TASK BRIEF
Print the data that follows exactly, leaving nothing out.

#### RECORDS TO USE ####

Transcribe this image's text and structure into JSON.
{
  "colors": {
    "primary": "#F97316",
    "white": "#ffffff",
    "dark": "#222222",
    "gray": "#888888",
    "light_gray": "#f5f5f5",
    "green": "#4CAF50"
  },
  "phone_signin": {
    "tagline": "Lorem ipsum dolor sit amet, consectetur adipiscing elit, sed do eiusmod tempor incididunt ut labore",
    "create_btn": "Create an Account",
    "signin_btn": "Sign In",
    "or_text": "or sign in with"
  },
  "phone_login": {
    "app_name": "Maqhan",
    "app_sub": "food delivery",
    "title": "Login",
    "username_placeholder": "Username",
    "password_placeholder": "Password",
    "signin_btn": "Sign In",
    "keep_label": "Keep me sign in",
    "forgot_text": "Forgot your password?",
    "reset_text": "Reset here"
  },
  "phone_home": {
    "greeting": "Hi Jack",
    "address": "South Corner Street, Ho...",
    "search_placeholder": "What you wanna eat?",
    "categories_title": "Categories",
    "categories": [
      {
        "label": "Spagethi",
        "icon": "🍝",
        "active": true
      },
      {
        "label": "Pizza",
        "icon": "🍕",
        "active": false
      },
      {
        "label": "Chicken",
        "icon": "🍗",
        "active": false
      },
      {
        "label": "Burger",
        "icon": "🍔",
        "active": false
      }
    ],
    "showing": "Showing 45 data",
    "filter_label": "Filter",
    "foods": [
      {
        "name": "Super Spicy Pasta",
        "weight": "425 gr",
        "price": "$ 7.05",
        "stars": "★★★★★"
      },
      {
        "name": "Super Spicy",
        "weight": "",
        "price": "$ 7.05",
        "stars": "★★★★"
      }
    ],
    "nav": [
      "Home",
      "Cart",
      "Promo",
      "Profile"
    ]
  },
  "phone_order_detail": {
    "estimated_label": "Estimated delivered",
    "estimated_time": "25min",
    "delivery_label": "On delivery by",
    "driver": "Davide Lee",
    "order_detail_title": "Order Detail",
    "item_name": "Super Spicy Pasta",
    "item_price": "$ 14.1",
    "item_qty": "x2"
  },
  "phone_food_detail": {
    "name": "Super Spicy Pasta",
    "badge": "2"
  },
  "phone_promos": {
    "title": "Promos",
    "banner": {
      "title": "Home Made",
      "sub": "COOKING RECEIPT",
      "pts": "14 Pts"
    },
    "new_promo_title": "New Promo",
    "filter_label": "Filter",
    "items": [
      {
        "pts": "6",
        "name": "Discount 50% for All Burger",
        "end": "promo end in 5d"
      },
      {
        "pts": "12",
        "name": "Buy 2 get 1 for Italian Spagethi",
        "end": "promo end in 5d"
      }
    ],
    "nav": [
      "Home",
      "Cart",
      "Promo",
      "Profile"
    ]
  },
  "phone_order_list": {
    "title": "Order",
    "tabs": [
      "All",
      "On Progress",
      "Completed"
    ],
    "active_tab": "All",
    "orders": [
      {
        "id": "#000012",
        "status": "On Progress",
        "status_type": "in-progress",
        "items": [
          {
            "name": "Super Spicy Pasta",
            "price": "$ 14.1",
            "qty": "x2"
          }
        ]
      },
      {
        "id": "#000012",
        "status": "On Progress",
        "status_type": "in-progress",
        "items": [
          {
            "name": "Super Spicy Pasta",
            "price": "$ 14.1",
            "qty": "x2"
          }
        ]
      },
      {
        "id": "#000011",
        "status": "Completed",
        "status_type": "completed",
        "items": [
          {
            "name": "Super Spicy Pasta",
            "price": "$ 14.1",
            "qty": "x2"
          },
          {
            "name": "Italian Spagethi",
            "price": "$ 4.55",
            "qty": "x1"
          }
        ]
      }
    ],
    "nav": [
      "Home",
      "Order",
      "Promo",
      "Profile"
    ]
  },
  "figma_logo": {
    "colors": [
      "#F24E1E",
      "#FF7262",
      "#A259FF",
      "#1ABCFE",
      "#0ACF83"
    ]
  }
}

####

EXPECTED OUTPUT
Transcribe this image's text and structure into JSON.
{
  "colors": {
    "primary": "#F97316",
    "white": "#ffffff",
    "dark": "#222222",
    "gray": "#888888",
    "light_gray": "#f5f5f5",
    "green": "#4CAF50"
  },
  "phone_signin": {
    "tagline": "Lorem ipsum dolor sit amet, consectetur adipiscing elit, sed do eiusmod tempor incididunt ut labore",
    "create_btn": "Create an Account",
    "signin_btn": "Sign In",
    "or_text": "or sign in with"
  },
  "phone_login": {
    "app_name": "Maqhan",
    "app_sub": "food delivery",
    "title": "Login",
    "username_placeholder": "Username",
    "password_placeholder": "Password",
    "signin_btn": "Sign In",
    "keep_label": "Keep me sign in",
    "forgot_text": "Forgot your password?",
    "reset_text": "Reset here"
  },
  "phone_home": {
    "greeting": "Hi Jack",
    "address": "South Corner Street, Ho...",
    "search_placeholder": "What you wanna eat?",
    "categories_title": "Categories",
    "categories": [
      {
        "label": "Spagethi",
        "icon": "🍝",
        "active": true
      },
      {
        "label": "Pizza",
        "icon": "🍕",
        "active": false
      },
      {
        "label": "Chicken",
        "icon": "🍗",
        "active": false
      },
      {
        "label": "Burger",
        "icon": "🍔",
        "active": false
      }
    ],
    "showing": "Showing 45 data",
    "filter_label": "Filter",
    "foods": [
      {
        "name": "Super Spicy Pasta",
        "weight": "425 gr",
        "price": "$ 7.05",
        "stars": "★★★★★"
      },
      {
        "name": "Super Spicy",
        "weight": "",
        "price": "$ 7.05",
        "stars": "★★★★"
      }
    ],
    "nav": [
      "Home",
      "Cart",
      "Promo",
      "Profile"
    ]
  },
  "phone_order_detail": {
    "estimated_label": "Estimated delivered",
    "estimated_time": "25min",
    "delivery_label": "On delivery by",
    "driver": "Davide Lee",
    "order_detail_title": "Order Detail",
    "item_name": "Super Spicy Pasta",
    "item_price": "$ 14.1",
    "item_qty": "x2"
  },
  "phone_food_detail": {
    "name": "Super Spicy Pasta",
    "badge": "2"
  },
  "phone_promos": {
    "title": "Promos",
    "banner": {
      "title": "Home Made",
      "sub": "COOKING RECEIPT",
      "pts": "14 Pts"
    },
    "new_promo_title": "New Promo",
    "filter_label": "Filter",
    "items": [
      {
        "pts": "6",
        "name": "Discount 50% for All Burger",
        "end": "promo end in 5d"
      },
      {
        "pts": "12",
        "name": "Buy 2 get 1 for Italian Spagethi",
        "end": "promo end in 5d"
      }
    ],
    "nav": [
      "Home",
      "Cart",
      "Promo",
      "Profile"
    ]
  },
  "phone_order_list": {
    "title": "Order",
    "tabs": [
      "All",
      "On Progress",
      "Completed"
    ],
    "active_tab": "All",
    "orders": [
      {
        "id": "#000012",
        "status": "On Progress",
        "status_type": "in-progress",
        "items": [
          {
            "name": "Super Spicy Pasta",
            "price": "$ 14.1",
            "qty": "x2"
          }
        ]
      },
      {
        "id": "#000012",
        "status": "On Progress",
        "status_type": "in-progress",
        "items": [
          {
            "name": "Super Spicy Pasta",
            "price": "$ 14.1",
            "qty": "x2"
          }
        ]
      },
      {
        "id": "#000011",
        "status": "Completed",
        "status_type": "completed",
        "items": [
          {
            "name": "Super Spicy Pasta",
            "price": "$ 14.1",
            "qty": "x2"
          },
          {
            "name": "Italian Spagethi",
            "price": "$ 4.55",
            "qty": "x1"
          }
        ]
      }
    ],
    "nav": [
      "Home",
      "Order",
      "Promo",
      "Profile"
    ]
  },
  "figma_logo": {
    "colors": [
      "#F24E1E",
      "#FF7262",
      "#A259FF",
      "#1ABCFE",
      "#0ACF83"
    ]
  }
}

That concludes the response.